▸ **TASK INSTRUCTIONS**
Go through the records below line by line. Count the lines with "kind" and give the count alone.

▸ **WORKING DATA**

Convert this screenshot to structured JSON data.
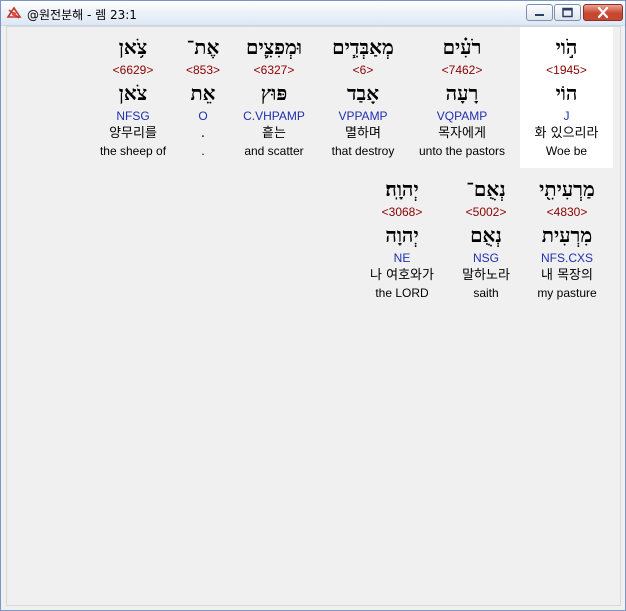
{
  "window": {
    "title": "@원전분해 - 렘 23:1"
  },
  "colors": {
    "strong": "#8b0000",
    "morph": "#1f2fb0",
    "highlight": "#ffffff"
  },
  "words": [
    {
      "heb": "הֹ֣וי",
      "strong": "<1945>",
      "lemma": "הוֹי",
      "morph": "J",
      "kor": "화 있으리라",
      "eng": "Woe be"
    },
    {
      "heb": "רֹעִ֗ים",
      "strong": "<7462>",
      "lemma": "רָעָה",
      "morph": "VQPAMP",
      "kor": "목자에게",
      "eng": "unto the pastors"
    },
    {
      "heb": "מְאַבְּדִ֧ים",
      "strong": "<6>",
      "lemma": "אָבַד",
      "morph": "VPPAMP",
      "kor": "멸하며",
      "eng": "that destroy"
    },
    {
      "heb": "וּמְפִצִ֛ים",
      "strong": "<6327>",
      "lemma": "פּוּץ",
      "morph": "C.VHPAMP",
      "kor": "흩는",
      "eng": "and scatter"
    },
    {
      "heb": "אֶת־",
      "strong": "<853>",
      "lemma": "אֵת",
      "morph": "O",
      "kor": ".",
      "eng": "."
    },
    {
      "heb": "צֹ֥אן",
      "strong": "<6629>",
      "lemma": "צֹאן",
      "morph": "NFSG",
      "kor": "양무리를",
      "eng": "the sheep of"
    },
    {
      "heb": "מַרְעִיתִ֖י",
      "strong": "<4830>",
      "lemma": "מִרְעִית",
      "morph": "NFS.CXS",
      "kor": "내 목장의",
      "eng": "my pasture"
    },
    {
      "heb": "נְאֻם־",
      "strong": "<5002>",
      "lemma": "נְאֻם",
      "morph": "NSG",
      "kor": "말하노라",
      "eng": "saith"
    },
    {
      "heb": "יְהוָֽה׃",
      "strong": "<3068>",
      "lemma": "יְהוָה",
      "morph": "NE",
      "kor": "나 여호와가",
      "eng": "the LORD"
    }
  ]
}
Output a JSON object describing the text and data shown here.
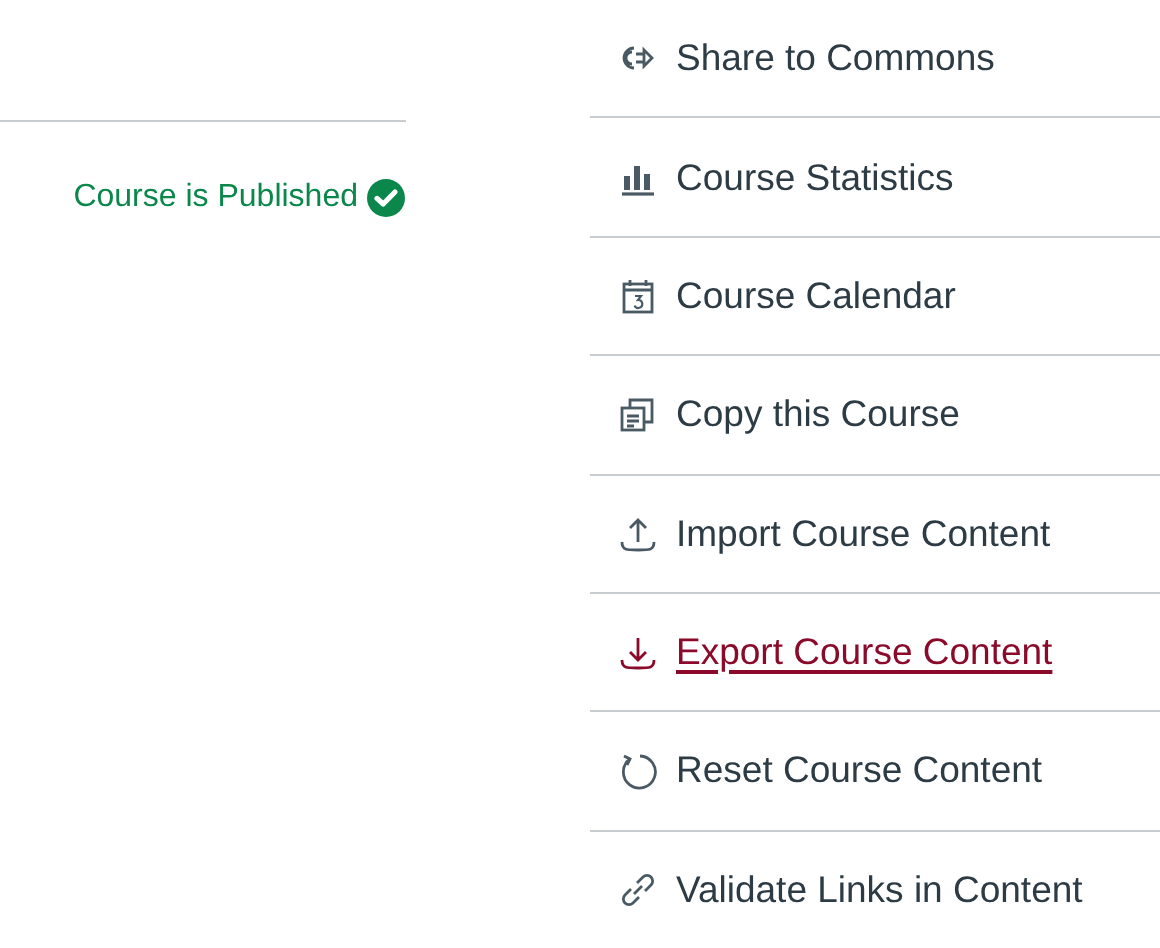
{
  "status": {
    "label": "Course is Published",
    "published": true
  },
  "menu": [
    {
      "label": "Share to Commons",
      "kind": "share",
      "selected": false
    },
    {
      "label": "Course Statistics",
      "kind": "stats",
      "selected": false
    },
    {
      "label": "Course Calendar",
      "kind": "calendar",
      "selected": false
    },
    {
      "label": "Copy this Course",
      "kind": "copy",
      "selected": false
    },
    {
      "label": "Import Course Content",
      "kind": "import",
      "selected": false
    },
    {
      "label": "Export Course Content",
      "kind": "export",
      "selected": true
    },
    {
      "label": "Reset Course Content",
      "kind": "reset",
      "selected": false
    },
    {
      "label": "Validate Links in Content",
      "kind": "link",
      "selected": false
    }
  ]
}
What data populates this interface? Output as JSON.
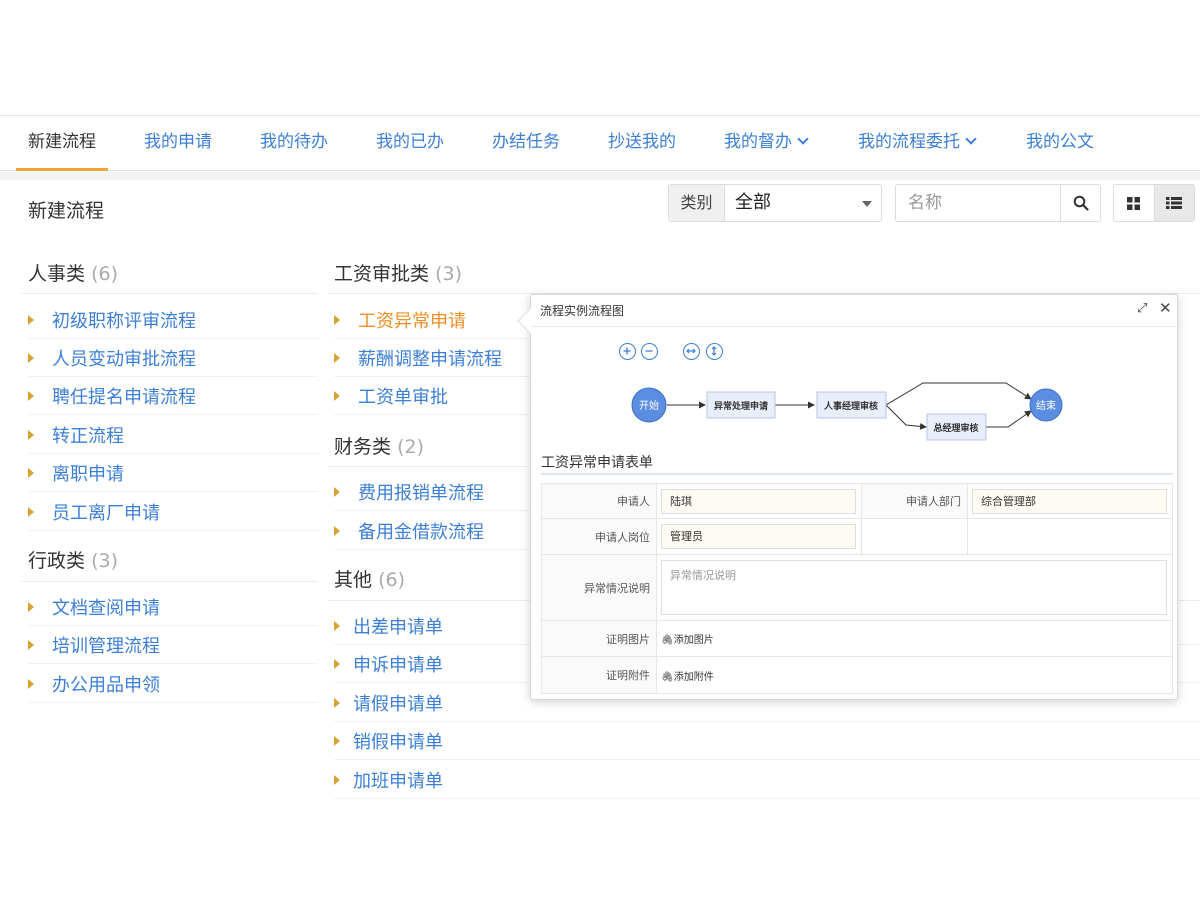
{
  "nav": {
    "tabs": [
      {
        "label": "新建流程"
      },
      {
        "label": "我的申请"
      },
      {
        "label": "我的待办"
      },
      {
        "label": "我的已办"
      },
      {
        "label": "办结任务"
      },
      {
        "label": "抄送我的"
      },
      {
        "label": "我的督办"
      },
      {
        "label": "我的流程委托"
      },
      {
        "label": "我的公文"
      }
    ]
  },
  "page": {
    "title": "新建流程"
  },
  "toolbar": {
    "category_label": "类别",
    "category_value": "全部",
    "search_placeholder": "名称"
  },
  "categories": {
    "hr": {
      "name": "人事类",
      "count": "(6)",
      "items": [
        "初级职称评审流程",
        "人员变动审批流程",
        "聘任提名申请流程",
        "转正流程",
        "离职申请",
        "员工离厂申请"
      ]
    },
    "admin": {
      "name": "行政类",
      "count": "(3)",
      "items": [
        "文档查阅申请",
        "培训管理流程",
        "办公用品申领"
      ]
    },
    "salary": {
      "name": "工资审批类",
      "count": "(3)",
      "items": [
        "工资异常申请",
        "薪酬调整申请流程",
        "工资单审批"
      ]
    },
    "finance": {
      "name": "财务类",
      "count": "(2)",
      "items": [
        "费用报销单流程",
        "备用金借款流程"
      ]
    },
    "other": {
      "name": "其他",
      "count": "(6)",
      "items": [
        "出差申请单",
        "申诉申请单",
        "请假申请单",
        "销假申请单",
        "加班申请单"
      ]
    }
  },
  "popup": {
    "title": "流程实例流程图",
    "flow": {
      "start": "开始",
      "node1": "异常处理申请",
      "node2": "人事经理审核",
      "node3": "总经理审核",
      "end": "结束"
    },
    "form_title": "工资异常申请表单",
    "fields": {
      "applicant_label": "申请人",
      "applicant_value": "陆琪",
      "dept_label": "申请人部门",
      "dept_value": "综合管理部",
      "position_label": "申请人岗位",
      "position_value": "管理员",
      "desc_label": "异常情况说明",
      "desc_placeholder": "异常情况说明",
      "photo_label": "证明图片",
      "photo_action": "添加图片",
      "attach_label": "证明附件",
      "attach_action": "添加附件"
    }
  },
  "colors": {
    "link": "#3d7fd6",
    "active_tab_underline": "#f0a23b",
    "highlight": "#ee8f25",
    "bullet": "#d6a233"
  }
}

▸ **TASK ANSWER**
8